[The records — start]
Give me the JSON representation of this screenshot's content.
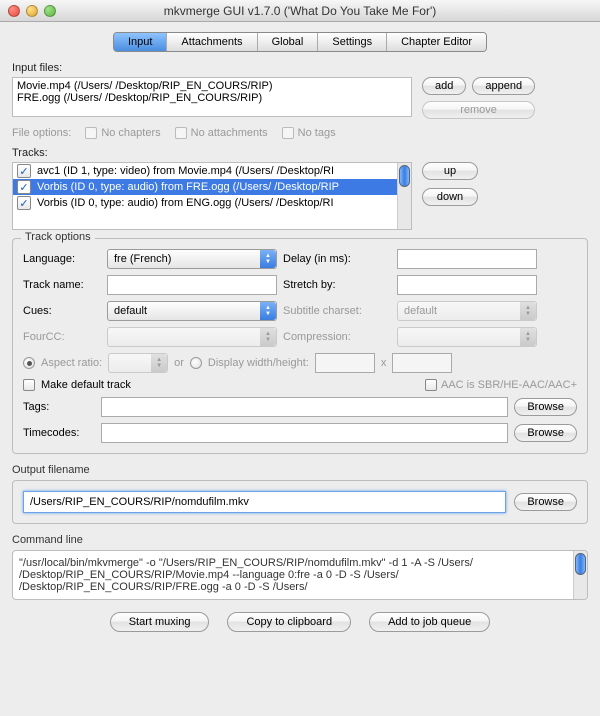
{
  "window": {
    "title": "mkvmerge GUI v1.7.0 ('What Do You Take Me For')"
  },
  "tabs": {
    "input": "Input",
    "attachments": "Attachments",
    "global": "Global",
    "settings": "Settings",
    "chapter": "Chapter Editor"
  },
  "input_files": {
    "label": "Input files:",
    "items": [
      "Movie.mp4 (/Users/            /Desktop/RIP_EN_COURS/RIP)",
      "FRE.ogg (/Users/            /Desktop/RIP_EN_COURS/RIP)"
    ],
    "add": "add",
    "append": "append",
    "remove": "remove"
  },
  "file_options": {
    "label": "File options:",
    "no_chapters": "No chapters",
    "no_attachments": "No attachments",
    "no_tags": "No tags"
  },
  "tracks": {
    "label": "Tracks:",
    "items": [
      "avc1 (ID 1, type: video) from Movie.mp4 (/Users/            /Desktop/RI",
      "Vorbis (ID 0, type: audio) from FRE.ogg (/Users/            /Desktop/RIP",
      "Vorbis (ID 0, type: audio) from ENG.ogg (/Users/            /Desktop/RI"
    ],
    "up": "up",
    "down": "down"
  },
  "track_options": {
    "legend": "Track options",
    "language": {
      "label": "Language:",
      "value": "fre (French)"
    },
    "track_name": {
      "label": "Track name:",
      "value": ""
    },
    "cues": {
      "label": "Cues:",
      "value": "default"
    },
    "fourcc": {
      "label": "FourCC:",
      "value": ""
    },
    "delay": {
      "label": "Delay (in ms):",
      "value": ""
    },
    "stretch": {
      "label": "Stretch by:",
      "value": ""
    },
    "subtitle_charset": {
      "label": "Subtitle charset:",
      "value": "default"
    },
    "compression": {
      "label": "Compression:",
      "value": ""
    },
    "aspect": {
      "label": "Aspect ratio:",
      "or": "or",
      "dwh": "Display width/height:",
      "x": "x"
    },
    "make_default": "Make default track",
    "aac_sbr": "AAC is SBR/HE-AAC/AAC+",
    "tags": {
      "label": "Tags:",
      "browse": "Browse"
    },
    "timecodes": {
      "label": "Timecodes:",
      "browse": "Browse"
    }
  },
  "output": {
    "label": "Output filename",
    "value": "/Users/RIP_EN_COURS/RIP/nomdufilm.mkv",
    "browse": "Browse"
  },
  "command_line": {
    "label": "Command line",
    "value": "\"/usr/local/bin/mkvmerge\" -o \"/Users/RIP_EN_COURS/RIP/nomdufilm.mkv\"  -d 1 -A -S /Users/            /Desktop/RIP_EN_COURS/RIP/Movie.mp4 --language 0:fre -a 0 -D -S /Users/            /Desktop/RIP_EN_COURS/RIP/FRE.ogg -a 0 -D -S /Users/"
  },
  "buttons": {
    "start": "Start muxing",
    "copy": "Copy to clipboard",
    "queue": "Add to job queue"
  }
}
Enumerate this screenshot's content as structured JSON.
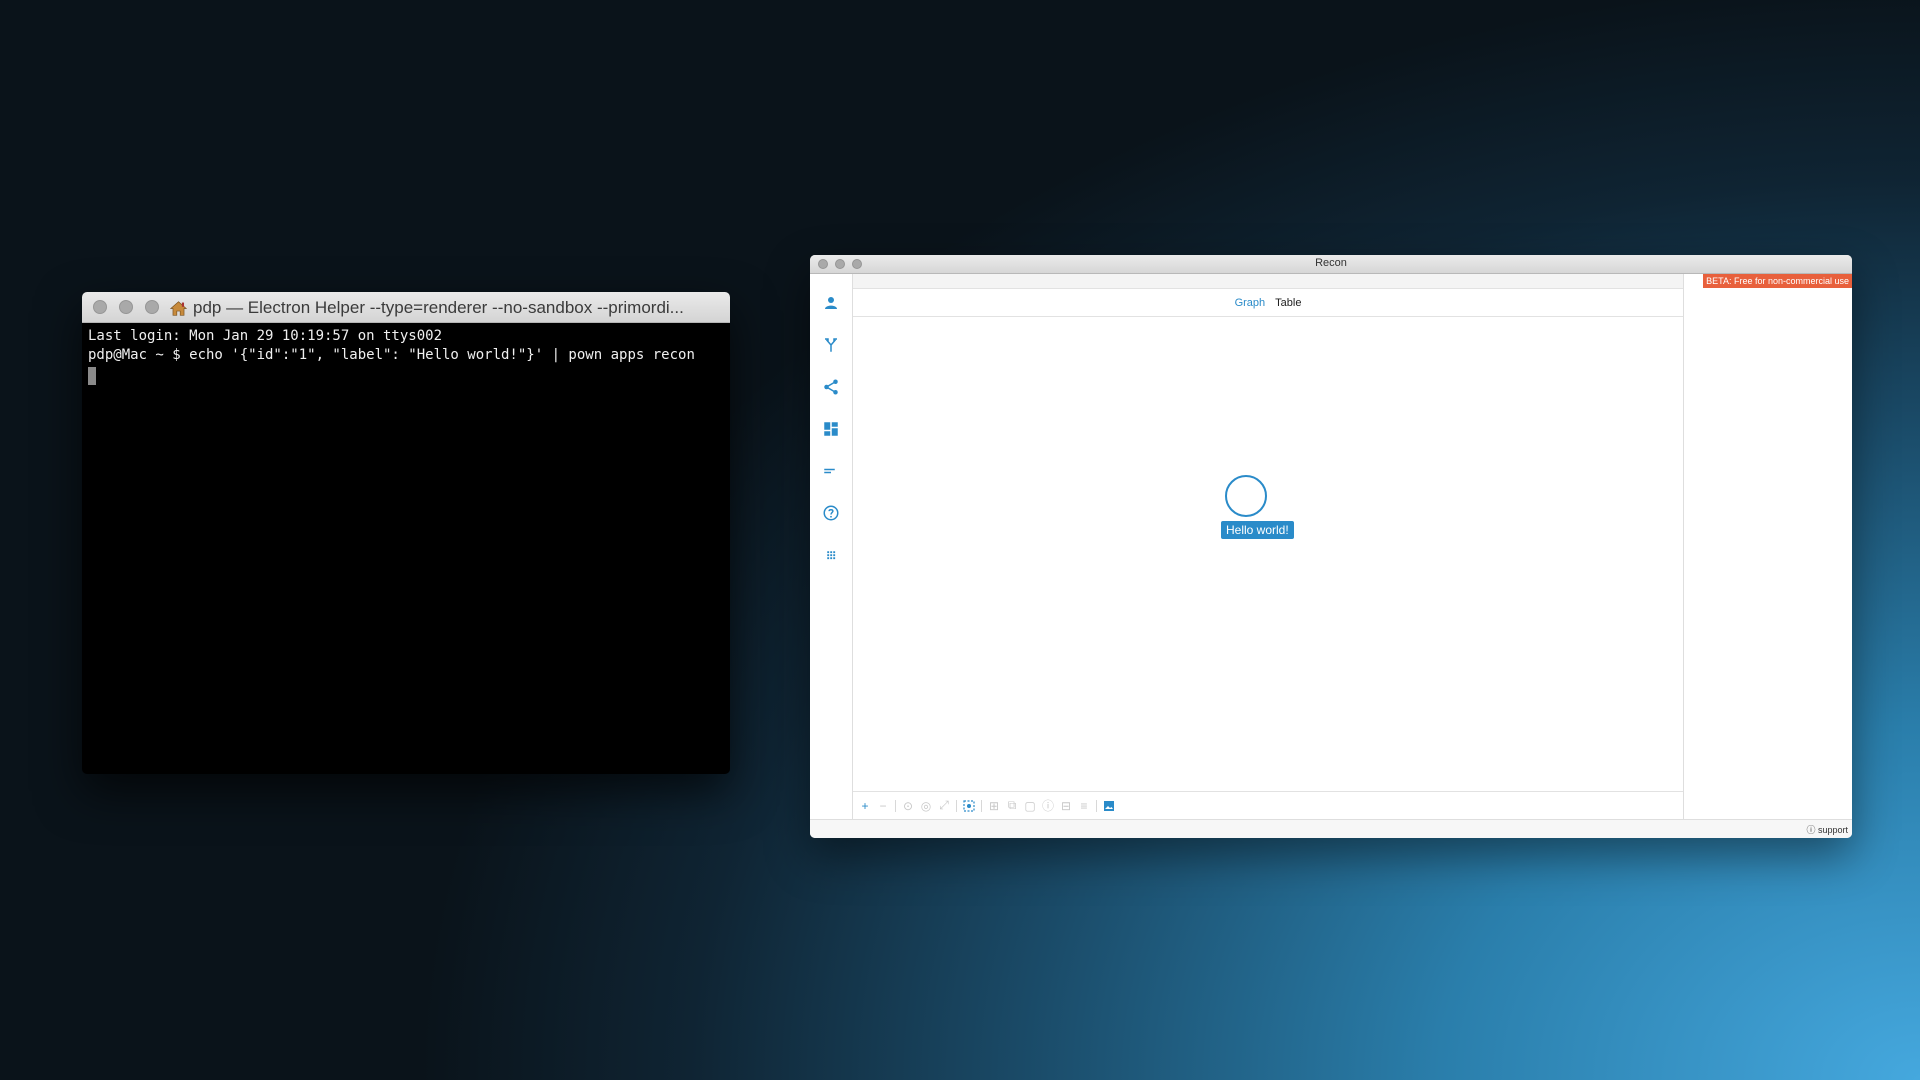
{
  "terminal": {
    "title": "pdp — Electron Helper --type=renderer --no-sandbox --primordi...",
    "lines": [
      "Last login: Mon Jan 29 10:19:57 on ttys002",
      "pdp@Mac ~ $ echo '{\"id\":\"1\", \"label\": \"Hello world!\"}' | pown apps recon"
    ]
  },
  "recon": {
    "title": "Recon",
    "beta_badge": "BETA: Free for non-commercial use",
    "tabs": [
      {
        "label": "Graph",
        "active": true
      },
      {
        "label": "Table",
        "active": false
      }
    ],
    "sidebar_icons": [
      "person-icon",
      "merge-icon",
      "share-icon",
      "dashboard-icon",
      "sort-icon",
      "help-icon",
      "apps-icon"
    ],
    "node": {
      "label": "Hello world!"
    },
    "toolbar": {
      "add": "+",
      "remove": "−"
    },
    "support_label": "support",
    "accent_color": "#2a8bc9",
    "badge_color": "#e8603c"
  }
}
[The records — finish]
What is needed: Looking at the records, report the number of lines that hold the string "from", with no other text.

Solution for this task: 3